WASHINGTON - A federal judge on Tuesday temporarily halted a hearing on patent infringement allegations brought against Qualcomm Inc., and several other companies, after a decision by patent regulators cast doubt on the claims.
The delay in the action before the U.S. International Trade Commission appears to be favorable for Qualcomm, since it at least temporarily puts off any possible finding against Qualcomm that could result from the dispute.
Qualcomm, the San Diego-based chipmaker giant, is among six companies that have been accused of infringing on semiconductor chip packaging technology patented by Tessera Technologies Inc., of San Jose, Calif.

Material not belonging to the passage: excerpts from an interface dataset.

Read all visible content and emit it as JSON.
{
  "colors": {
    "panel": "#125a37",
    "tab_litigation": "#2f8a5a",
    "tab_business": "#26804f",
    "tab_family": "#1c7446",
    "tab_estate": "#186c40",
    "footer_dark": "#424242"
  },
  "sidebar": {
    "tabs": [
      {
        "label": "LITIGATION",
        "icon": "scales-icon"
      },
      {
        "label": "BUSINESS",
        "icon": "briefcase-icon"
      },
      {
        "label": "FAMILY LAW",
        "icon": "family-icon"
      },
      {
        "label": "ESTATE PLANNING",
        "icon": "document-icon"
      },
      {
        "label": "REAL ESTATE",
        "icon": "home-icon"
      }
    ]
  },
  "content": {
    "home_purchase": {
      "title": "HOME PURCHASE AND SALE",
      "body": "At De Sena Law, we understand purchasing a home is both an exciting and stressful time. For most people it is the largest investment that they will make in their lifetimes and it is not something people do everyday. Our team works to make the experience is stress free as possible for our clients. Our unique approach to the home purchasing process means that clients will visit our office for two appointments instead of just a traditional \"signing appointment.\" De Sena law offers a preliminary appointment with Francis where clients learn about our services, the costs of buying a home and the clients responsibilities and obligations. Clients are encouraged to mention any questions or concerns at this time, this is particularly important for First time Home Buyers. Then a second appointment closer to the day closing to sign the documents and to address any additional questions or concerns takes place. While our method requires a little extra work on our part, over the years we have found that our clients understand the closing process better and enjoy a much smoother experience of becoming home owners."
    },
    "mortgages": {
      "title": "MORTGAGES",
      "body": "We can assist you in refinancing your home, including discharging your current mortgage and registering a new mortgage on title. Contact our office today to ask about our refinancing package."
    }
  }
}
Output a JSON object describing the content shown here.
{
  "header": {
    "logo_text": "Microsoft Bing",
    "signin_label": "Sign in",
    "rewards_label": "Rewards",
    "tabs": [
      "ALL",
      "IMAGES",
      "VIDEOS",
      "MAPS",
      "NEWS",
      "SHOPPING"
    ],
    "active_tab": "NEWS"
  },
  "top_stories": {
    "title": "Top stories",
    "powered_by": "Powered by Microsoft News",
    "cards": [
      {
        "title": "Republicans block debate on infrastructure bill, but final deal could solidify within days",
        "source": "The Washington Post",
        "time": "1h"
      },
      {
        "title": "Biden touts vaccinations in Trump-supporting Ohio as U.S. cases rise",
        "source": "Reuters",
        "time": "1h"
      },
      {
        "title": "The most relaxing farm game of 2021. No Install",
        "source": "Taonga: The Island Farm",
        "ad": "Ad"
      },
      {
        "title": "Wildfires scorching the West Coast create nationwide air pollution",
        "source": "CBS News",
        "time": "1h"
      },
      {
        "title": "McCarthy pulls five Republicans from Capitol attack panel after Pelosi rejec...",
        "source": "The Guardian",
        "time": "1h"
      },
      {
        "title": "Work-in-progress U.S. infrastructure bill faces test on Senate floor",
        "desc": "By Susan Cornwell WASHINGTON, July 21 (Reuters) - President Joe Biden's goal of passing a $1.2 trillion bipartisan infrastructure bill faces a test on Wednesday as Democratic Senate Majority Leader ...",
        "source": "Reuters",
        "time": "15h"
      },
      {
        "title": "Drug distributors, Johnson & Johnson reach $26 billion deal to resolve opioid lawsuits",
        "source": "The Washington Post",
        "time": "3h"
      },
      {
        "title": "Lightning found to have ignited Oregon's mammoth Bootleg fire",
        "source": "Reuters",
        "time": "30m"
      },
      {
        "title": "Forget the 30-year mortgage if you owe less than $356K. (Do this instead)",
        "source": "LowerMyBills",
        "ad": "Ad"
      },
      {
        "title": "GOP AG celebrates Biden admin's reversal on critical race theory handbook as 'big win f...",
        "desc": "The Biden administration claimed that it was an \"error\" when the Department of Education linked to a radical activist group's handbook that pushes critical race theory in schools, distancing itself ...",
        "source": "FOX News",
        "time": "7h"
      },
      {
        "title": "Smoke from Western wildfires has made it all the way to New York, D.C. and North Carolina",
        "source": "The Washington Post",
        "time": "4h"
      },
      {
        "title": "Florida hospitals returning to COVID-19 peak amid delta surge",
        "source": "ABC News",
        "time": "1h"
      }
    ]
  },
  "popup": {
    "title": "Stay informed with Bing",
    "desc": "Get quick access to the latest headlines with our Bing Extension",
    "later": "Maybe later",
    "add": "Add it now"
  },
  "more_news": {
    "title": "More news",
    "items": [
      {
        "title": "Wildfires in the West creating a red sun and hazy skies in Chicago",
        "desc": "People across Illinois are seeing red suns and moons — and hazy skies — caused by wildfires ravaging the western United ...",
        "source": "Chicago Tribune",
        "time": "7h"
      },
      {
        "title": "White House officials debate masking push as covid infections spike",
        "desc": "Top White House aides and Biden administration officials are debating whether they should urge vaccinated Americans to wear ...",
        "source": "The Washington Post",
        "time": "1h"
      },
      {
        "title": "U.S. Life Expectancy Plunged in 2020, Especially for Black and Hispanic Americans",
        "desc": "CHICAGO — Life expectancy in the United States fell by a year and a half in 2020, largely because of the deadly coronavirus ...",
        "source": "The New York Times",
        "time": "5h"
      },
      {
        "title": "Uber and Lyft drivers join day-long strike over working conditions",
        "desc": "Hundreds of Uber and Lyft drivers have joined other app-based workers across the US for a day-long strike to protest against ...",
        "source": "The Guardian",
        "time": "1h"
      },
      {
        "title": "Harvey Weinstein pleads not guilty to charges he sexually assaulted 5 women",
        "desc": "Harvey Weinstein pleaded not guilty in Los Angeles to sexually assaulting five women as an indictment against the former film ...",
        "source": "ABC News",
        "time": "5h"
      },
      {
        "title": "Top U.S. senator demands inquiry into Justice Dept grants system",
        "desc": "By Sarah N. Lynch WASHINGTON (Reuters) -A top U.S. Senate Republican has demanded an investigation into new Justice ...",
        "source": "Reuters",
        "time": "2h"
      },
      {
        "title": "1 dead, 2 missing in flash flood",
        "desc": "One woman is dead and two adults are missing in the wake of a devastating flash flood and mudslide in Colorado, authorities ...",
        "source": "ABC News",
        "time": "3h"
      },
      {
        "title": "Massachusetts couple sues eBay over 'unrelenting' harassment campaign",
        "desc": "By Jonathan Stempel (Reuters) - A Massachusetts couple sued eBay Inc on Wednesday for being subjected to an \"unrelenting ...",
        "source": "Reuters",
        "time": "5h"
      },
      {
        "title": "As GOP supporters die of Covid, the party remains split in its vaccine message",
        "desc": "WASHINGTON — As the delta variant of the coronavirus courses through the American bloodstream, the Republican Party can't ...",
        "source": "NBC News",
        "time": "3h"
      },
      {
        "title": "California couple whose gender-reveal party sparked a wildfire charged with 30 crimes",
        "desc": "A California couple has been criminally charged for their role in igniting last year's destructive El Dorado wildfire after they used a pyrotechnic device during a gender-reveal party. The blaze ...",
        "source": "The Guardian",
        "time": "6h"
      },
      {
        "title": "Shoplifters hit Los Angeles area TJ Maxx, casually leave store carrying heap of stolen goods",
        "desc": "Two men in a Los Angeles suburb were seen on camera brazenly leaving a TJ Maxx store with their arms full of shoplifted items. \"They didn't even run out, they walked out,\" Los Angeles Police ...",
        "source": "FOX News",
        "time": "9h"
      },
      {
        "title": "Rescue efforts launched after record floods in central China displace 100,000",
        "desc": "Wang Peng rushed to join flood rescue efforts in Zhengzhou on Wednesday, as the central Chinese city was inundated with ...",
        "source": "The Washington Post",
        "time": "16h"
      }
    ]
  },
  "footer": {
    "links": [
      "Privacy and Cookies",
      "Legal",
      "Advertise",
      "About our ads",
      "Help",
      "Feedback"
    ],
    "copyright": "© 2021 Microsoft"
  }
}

Administrative Law Judge Theodore Essex on Tuesday issued a stay, halting the proceedings before the commission, until a review of the patents is completed by the U.S. Patent and Trademark Office.
The patent office last week issued preliminary determinations that the Tessera patent claims before the ITC lack merit. The patent office is continuing to examine those claims in a process that could take several more months or more than a year.
Essex said in his decision that the patent's office "rejecting all of the claims at issue in this investigation weighs particularly heavy."
Tessera's stock plunged at news of the delay in the hearing. The stock closed at $24.19, down $12.52 or 34.11 percent from the previous close of $36.71. The stock rose to $24.60 in after hours trading.
Nick Rodelli, an analyst for New York based RiskMetrics Group, said the delay in the hearing threatens Tessera's ability to press its patent claims before the patents expire.
"It's a significant setback and I think that's pretty clear from the market reaction today," he said.
Brian Marcucci, vice president of business development and licensing at Tessera, said the company stands behind its claims and intends to appeal Essex's decision to delay the hearing.
"We don't feel a stay is appropriate," he said.
Qualcomm was not immediately available to comment on the decision.
Several analysts said they view the dispute with Tessera as significantly less important for Qualcomm than the San Diego company's patent battles with Nokia and Broadcom Corp.